The contestants objected to the question upon the ground that it was irrelevant, incompetent, and immaterial; and that no foundation had been laid for it, in that it was not shown that the witness was intimately acquainted with the man.
The objection was overruled and an exception reserved, and thereupon the witness answered: "As stated before, he acted like any rational man would. The time we done business with him, as far as my opinion goes, his mind was perfectly sound."
Contestants moved to strike out the answer on the ground that it came in under objection, and was irrelevant, incompetent, and immaterial, as the witness had no intimate acquaintance with the man.
The motion was denied and an exception taken.
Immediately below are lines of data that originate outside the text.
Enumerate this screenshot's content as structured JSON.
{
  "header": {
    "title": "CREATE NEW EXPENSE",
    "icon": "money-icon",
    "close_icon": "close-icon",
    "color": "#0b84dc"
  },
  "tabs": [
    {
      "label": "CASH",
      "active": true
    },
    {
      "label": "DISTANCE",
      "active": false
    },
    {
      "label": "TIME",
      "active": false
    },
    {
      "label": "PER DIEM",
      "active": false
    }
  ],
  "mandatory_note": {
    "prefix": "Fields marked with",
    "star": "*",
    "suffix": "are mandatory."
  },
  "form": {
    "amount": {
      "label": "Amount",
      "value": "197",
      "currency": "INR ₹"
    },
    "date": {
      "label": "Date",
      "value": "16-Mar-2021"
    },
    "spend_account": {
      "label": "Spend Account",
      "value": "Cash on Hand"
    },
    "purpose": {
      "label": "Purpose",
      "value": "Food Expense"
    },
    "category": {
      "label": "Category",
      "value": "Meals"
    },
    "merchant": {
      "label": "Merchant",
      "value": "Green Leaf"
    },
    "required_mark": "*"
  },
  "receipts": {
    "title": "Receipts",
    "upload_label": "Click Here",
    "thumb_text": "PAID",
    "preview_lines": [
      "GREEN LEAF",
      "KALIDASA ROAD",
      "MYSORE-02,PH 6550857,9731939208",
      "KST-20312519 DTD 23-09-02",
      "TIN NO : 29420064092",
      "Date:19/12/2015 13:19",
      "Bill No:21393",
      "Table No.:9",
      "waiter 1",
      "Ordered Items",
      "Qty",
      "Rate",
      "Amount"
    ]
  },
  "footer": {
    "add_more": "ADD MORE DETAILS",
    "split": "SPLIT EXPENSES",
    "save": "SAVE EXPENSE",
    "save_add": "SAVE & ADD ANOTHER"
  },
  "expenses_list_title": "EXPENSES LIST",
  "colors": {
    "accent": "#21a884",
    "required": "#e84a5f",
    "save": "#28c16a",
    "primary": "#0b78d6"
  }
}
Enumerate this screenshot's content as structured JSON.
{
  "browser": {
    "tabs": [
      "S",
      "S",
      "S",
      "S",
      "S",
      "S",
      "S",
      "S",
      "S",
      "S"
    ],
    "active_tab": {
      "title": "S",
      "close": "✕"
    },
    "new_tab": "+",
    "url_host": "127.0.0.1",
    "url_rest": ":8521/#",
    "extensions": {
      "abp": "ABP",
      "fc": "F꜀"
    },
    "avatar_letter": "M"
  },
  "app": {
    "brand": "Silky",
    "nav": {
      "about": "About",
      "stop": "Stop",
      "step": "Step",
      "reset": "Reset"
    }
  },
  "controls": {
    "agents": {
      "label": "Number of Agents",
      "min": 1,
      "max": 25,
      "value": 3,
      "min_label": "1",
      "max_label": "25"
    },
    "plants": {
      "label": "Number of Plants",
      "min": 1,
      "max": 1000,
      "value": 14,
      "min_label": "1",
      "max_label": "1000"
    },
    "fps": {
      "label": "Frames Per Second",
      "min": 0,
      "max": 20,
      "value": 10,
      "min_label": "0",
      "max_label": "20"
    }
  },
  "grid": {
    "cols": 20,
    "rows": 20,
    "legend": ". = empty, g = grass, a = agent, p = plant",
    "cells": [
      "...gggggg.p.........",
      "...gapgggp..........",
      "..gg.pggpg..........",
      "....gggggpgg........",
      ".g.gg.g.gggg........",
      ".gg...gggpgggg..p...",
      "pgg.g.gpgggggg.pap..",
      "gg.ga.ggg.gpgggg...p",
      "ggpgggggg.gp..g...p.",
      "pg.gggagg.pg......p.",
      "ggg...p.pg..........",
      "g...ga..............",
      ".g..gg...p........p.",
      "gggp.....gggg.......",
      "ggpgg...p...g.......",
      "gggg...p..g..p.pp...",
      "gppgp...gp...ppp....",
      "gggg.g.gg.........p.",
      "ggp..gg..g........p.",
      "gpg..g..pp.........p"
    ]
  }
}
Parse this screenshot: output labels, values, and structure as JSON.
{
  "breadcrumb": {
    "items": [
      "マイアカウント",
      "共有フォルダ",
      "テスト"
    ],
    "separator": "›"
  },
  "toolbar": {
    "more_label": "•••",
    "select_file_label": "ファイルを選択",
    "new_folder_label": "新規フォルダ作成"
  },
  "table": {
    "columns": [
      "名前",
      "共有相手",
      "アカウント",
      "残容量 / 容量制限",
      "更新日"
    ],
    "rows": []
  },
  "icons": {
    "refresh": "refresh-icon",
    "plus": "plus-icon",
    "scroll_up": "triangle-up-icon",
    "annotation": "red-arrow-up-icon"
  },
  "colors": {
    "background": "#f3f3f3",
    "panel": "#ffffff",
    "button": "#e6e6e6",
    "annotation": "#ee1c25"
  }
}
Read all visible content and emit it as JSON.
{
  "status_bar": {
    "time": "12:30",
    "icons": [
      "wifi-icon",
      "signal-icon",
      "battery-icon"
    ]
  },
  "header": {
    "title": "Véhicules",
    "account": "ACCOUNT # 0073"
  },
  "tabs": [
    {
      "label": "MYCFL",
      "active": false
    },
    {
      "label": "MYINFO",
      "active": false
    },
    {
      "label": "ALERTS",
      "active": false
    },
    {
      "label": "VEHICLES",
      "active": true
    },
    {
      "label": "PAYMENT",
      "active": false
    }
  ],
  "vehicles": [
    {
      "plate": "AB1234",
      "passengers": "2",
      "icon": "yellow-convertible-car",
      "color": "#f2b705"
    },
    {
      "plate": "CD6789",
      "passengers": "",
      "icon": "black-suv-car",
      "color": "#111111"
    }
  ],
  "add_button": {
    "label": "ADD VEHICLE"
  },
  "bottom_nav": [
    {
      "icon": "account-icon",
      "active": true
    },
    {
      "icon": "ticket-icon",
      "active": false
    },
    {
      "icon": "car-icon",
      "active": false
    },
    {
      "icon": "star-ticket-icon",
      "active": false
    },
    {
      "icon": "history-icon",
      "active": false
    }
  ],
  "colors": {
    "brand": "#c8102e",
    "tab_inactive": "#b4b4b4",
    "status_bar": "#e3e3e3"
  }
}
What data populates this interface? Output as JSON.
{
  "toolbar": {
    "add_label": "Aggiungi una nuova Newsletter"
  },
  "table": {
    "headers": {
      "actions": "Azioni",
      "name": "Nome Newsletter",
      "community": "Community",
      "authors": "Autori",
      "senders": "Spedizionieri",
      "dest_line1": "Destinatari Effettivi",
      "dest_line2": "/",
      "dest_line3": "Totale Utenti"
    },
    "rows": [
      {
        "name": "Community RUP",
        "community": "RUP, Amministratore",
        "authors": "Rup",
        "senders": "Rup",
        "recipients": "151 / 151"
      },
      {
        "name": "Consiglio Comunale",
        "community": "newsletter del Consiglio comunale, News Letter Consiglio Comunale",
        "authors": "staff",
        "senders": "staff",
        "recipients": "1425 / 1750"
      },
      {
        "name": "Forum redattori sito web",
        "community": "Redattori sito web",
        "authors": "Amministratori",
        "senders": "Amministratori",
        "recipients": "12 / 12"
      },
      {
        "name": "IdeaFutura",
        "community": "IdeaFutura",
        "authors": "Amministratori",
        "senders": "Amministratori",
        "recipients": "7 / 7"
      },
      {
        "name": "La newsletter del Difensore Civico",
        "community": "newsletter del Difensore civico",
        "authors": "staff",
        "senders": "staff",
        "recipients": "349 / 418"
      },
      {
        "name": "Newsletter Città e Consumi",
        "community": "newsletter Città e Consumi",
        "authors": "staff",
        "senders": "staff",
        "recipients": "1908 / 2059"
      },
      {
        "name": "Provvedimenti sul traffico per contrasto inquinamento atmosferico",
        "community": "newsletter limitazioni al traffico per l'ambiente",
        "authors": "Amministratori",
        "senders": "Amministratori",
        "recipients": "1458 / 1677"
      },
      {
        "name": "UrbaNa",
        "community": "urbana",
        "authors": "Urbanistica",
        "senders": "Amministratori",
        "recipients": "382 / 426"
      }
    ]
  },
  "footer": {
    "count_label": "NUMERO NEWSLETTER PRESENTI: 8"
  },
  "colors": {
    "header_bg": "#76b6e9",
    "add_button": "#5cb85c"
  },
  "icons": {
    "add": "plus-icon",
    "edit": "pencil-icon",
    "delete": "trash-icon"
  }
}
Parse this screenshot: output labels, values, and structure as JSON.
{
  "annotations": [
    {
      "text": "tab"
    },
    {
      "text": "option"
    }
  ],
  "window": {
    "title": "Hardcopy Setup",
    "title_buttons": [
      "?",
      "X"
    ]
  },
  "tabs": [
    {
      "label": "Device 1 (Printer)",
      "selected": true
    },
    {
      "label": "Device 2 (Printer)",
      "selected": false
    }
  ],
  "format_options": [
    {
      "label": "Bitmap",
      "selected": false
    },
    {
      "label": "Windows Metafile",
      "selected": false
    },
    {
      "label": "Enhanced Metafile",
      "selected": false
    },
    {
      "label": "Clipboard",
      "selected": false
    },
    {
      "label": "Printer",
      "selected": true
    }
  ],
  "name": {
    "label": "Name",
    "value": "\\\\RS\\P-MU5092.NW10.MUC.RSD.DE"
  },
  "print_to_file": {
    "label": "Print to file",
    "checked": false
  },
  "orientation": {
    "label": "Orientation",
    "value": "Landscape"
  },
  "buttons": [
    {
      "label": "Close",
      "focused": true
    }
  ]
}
It is earnestly urged that these rulings were erroneous, under subdivision 10 of section 1870 of the Code of Civil Procedure, which provides that "the opinion of an intimate acquaintance respecting the mental sanity of a person, the reason for the opinion being given," may be given in evidence.
It is difficult to define definitely what constitutes "an intimate acquaintance" within the meaning of the statute, and hence it has been held by this court that the matter is left largely to the discretion of the trial court. (People v. Pico , 62 Cal. 50; Estate of Carpenter , 94 Cal. 406; Wheelock v. Godfrey , 100 Cal. 578.)
In the case first cited it is said: "The witnesses having shown themselves respectively to have been acquainted with the defendant, the determination of the question as to whether that acquaintance was of an intimate character was within the discretion of the court below, with the exercise of which, there being no abuse, this court will not interfere."
And in the case last cited it is said: "From necessity much must be left to the discretion of the trial court in determining whether or not a given witness is an 'intimate acquaintance' within the purview of the statute."
Here, looking at all the evidence given by the witness, we cannot say that there was such a clear abuse of discretion by the court below, in overruling the objection to the question propounded and in refusing to strike out the answer thereto, as would justify a reversal of the order denying a new trial.
[39 P. 627] The above are all the points made for a reversal, and, as no material error is disclosed by the record, the judgment and order appealed from should be affirmed.
For the reasons given in the foregoing opinion the judgment and order appealed from are affirmed.